WHAT YOU ARE ASKED TO DO: Below are records; copy every line in them that holds the word "icon".

########

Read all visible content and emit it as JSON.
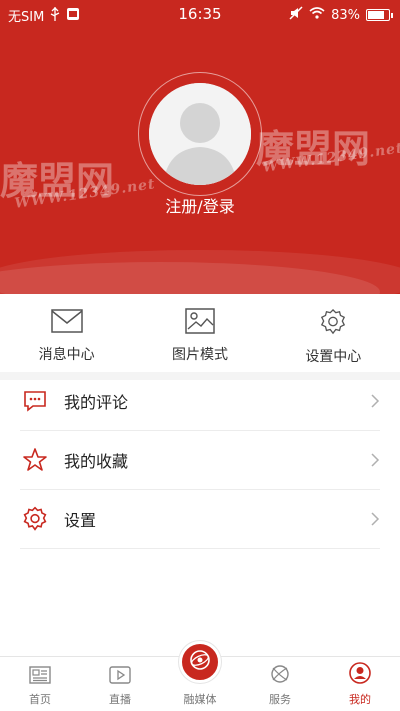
{
  "status_bar": {
    "carrier": "无SIM",
    "time": "16:35",
    "battery": "83%",
    "battery_level": 0.83
  },
  "profile": {
    "login_label": "注册/登录"
  },
  "watermark": {
    "brand": "魔盟网",
    "url": "WWW.12349.net"
  },
  "quick_actions": [
    {
      "label": "消息中心",
      "icon": "mail-icon"
    },
    {
      "label": "图片模式",
      "icon": "image-icon"
    },
    {
      "label": "设置中心",
      "icon": "gear-icon"
    }
  ],
  "menu": [
    {
      "label": "我的评论",
      "icon": "comment-icon"
    },
    {
      "label": "我的收藏",
      "icon": "star-icon"
    },
    {
      "label": "设置",
      "icon": "gear-icon"
    }
  ],
  "tabs": [
    {
      "label": "首页",
      "icon": "home-news-icon",
      "active": false
    },
    {
      "label": "直播",
      "icon": "play-icon",
      "active": false
    },
    {
      "label": "融媒体",
      "icon": "globe-icon",
      "active": false
    },
    {
      "label": "服务",
      "icon": "service-icon",
      "active": false
    },
    {
      "label": "我的",
      "icon": "user-icon",
      "active": true
    }
  ],
  "colors": {
    "brand_red": "#c8281f",
    "background": "#ffffff",
    "divider": "#ececec"
  }
}
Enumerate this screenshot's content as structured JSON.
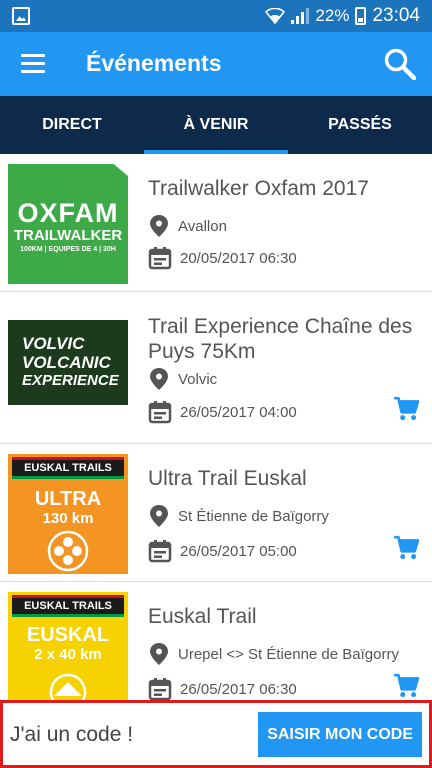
{
  "status_bar": {
    "battery": "22%",
    "time": "23:04"
  },
  "app_bar": {
    "title": "Événements"
  },
  "tabs": [
    {
      "label": "DIRECT",
      "active": false
    },
    {
      "label": "À VENIR",
      "active": true
    },
    {
      "label": "PASSÉS",
      "active": false
    }
  ],
  "events": [
    {
      "title": "Trailwalker Oxfam 2017",
      "location": "Avallon",
      "datetime": "20/05/2017 06:30",
      "has_cart": false,
      "logo": {
        "line1": "OXFAM",
        "line2": "TRAILWALKER",
        "line3": "100KM | EQUIPES DE 4 | 30H",
        "bg": "#3daa47"
      }
    },
    {
      "title": "Trail Experience Chaîne des Puys 75Km",
      "location": "Volvic",
      "datetime": "26/05/2017 04:00",
      "has_cart": true,
      "logo": {
        "line1": "VOLVIC",
        "line2": "VOLCANIC",
        "line3": "EXPERIENCE",
        "bg": "#1c3a1c"
      }
    },
    {
      "title": "Ultra Trail Euskal",
      "location": "St Étienne de Baïgorry",
      "datetime": "26/05/2017 05:00",
      "has_cart": true,
      "logo": {
        "brand": "EUSKAL TRAILS",
        "line1": "ULTRA",
        "line2": "130 km",
        "bg": "#f39423"
      }
    },
    {
      "title": "Euskal Trail",
      "location": "Urepel <> St Étienne de Baïgorry",
      "datetime": "26/05/2017 06:30",
      "has_cart": true,
      "logo": {
        "brand": "EUSKAL TRAILS",
        "line1": "EUSKAL",
        "line2": "2 x 40 km",
        "bg": "#f6d300"
      }
    }
  ],
  "bottom_bar": {
    "label": "J'ai un code !",
    "button": "SAISIR MON CODE"
  },
  "colors": {
    "primary": "#2196f3",
    "status_bar": "#1c75bc",
    "tabs_bg": "#0d2a4a",
    "highlight_border": "#e01b1b"
  }
}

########

EXERCISE OUTPUT:
      "icon": "mail-icon"
      "icon": "image-icon"
      "icon": "gear-icon"
      "icon": "comment-icon"
      "icon": "star-icon"
      "icon": "gear-icon"
      "icon": "home-news-icon",
      "icon": "play-icon",
      "icon": "globe-icon",
      "icon": "service-icon",
      "icon": "user-icon",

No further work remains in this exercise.